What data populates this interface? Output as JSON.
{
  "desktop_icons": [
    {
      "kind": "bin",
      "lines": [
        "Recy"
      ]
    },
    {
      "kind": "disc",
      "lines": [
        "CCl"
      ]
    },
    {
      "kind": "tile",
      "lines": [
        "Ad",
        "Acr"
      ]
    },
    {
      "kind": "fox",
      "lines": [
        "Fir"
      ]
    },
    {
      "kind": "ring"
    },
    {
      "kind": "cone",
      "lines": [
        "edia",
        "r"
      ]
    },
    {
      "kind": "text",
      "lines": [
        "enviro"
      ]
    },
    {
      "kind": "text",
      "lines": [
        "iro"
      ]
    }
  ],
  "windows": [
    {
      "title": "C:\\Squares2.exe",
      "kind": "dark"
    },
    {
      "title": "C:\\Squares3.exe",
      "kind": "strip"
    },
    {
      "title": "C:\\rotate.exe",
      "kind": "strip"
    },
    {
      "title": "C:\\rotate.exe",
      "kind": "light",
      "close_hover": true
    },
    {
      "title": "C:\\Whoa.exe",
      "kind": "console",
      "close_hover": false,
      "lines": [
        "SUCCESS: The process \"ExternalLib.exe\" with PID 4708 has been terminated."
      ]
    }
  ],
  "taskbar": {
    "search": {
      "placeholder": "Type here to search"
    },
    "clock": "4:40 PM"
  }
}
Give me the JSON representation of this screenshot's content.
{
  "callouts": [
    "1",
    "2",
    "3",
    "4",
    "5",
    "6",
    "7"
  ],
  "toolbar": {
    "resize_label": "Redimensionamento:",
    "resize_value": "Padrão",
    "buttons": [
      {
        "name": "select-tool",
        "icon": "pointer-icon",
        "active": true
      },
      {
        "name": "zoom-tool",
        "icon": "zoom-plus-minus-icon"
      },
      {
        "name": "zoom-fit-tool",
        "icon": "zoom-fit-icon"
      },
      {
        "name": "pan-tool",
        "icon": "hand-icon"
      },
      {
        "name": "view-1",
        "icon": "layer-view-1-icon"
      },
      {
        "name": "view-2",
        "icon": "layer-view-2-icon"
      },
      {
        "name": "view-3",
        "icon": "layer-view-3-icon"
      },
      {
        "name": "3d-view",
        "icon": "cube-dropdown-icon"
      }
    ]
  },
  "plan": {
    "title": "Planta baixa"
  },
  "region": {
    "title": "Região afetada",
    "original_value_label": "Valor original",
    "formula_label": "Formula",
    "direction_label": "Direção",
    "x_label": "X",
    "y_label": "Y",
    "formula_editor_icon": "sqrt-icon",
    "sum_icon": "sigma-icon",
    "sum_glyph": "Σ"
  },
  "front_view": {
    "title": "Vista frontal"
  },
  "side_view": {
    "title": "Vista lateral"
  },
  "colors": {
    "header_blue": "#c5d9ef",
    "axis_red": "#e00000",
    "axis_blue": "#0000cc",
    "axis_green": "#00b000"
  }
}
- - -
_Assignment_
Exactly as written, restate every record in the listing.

_Solution for this problem_
What data populates this interface? Output as JSON.
{
  "desktop_icons": [
    {
      "kind": "bin",
      "lines": [
        "Recy"
      ]
    },
    {
      "kind": "disc",
      "lines": [
        "CCl"
      ]
    },
    {
      "kind": "tile",
      "lines": [
        "Ad",
        "Acr"
      ]
    },
    {
      "kind": "fox",
      "lines": [
        "Fir"
      ]
    },
    {
      "kind": "ring"
    },
    {
      "kind": "cone",
      "lines": [
        "edia",
        "r"
      ]
    },
    {
      "kind": "text",
      "lines": [
        "enviro"
      ]
    },
    {
      "kind": "text",
      "lines": [
        "iro"
      ]
    }
  ],
  "windows": [
    {
      "title": "C:\\Squares2.exe",
      "kind": "dark"
    },
    {
      "title": "C:\\Squares3.exe",
      "kind": "strip"
    },
    {
      "title": "C:\\rotate.exe",
      "kind": "strip"
    },
    {
      "title": "C:\\rotate.exe",
      "kind": "light",
      "close_hover": true
    },
    {
      "title": "C:\\Whoa.exe",
      "kind": "console",
      "close_hover": false,
      "lines": [
        "SUCCESS: The process \"ExternalLib.exe\" with PID 4708 has been terminated."
      ]
    }
  ],
  "taskbar": {
    "search": {
      "placeholder": "Type here to search"
    },
    "clock": "4:40 PM"
  }
}
Give me the JSON representation of this screenshot's content.
{
  "callouts": [
    "1",
    "2",
    "3",
    "4",
    "5",
    "6",
    "7"
  ],
  "toolbar": {
    "resize_label": "Redimensionamento:",
    "resize_value": "Padrão",
    "buttons": [
      {
        "name": "select-tool",
        "icon": "pointer-icon",
        "active": true
      },
      {
        "name": "zoom-tool",
        "icon": "zoom-plus-minus-icon"
      },
      {
        "name": "zoom-fit-tool",
        "icon": "zoom-fit-icon"
      },
      {
        "name": "pan-tool",
        "icon": "hand-icon"
      },
      {
        "name": "view-1",
        "icon": "layer-view-1-icon"
      },
      {
        "name": "view-2",
        "icon": "layer-view-2-icon"
      },
      {
        "name": "view-3",
        "icon": "layer-view-3-icon"
      },
      {
        "name": "3d-view",
        "icon": "cube-dropdown-icon"
      }
    ]
  },
  "plan": {
    "title": "Planta baixa"
  },
  "region": {
    "title": "Região afetada",
    "original_value_label": "Valor original",
    "formula_label": "Formula",
    "direction_label": "Direção",
    "x_label": "X",
    "y_label": "Y",
    "formula_editor_icon": "sqrt-icon",
    "sum_icon": "sigma-icon",
    "sum_glyph": "Σ"
  },
  "front_view": {
    "title": "Vista frontal"
  },
  "side_view": {
    "title": "Vista lateral"
  },
  "colors": {
    "header_blue": "#c5d9ef",
    "axis_red": "#e00000",
    "axis_blue": "#0000cc",
    "axis_green": "#00b000"
  }
}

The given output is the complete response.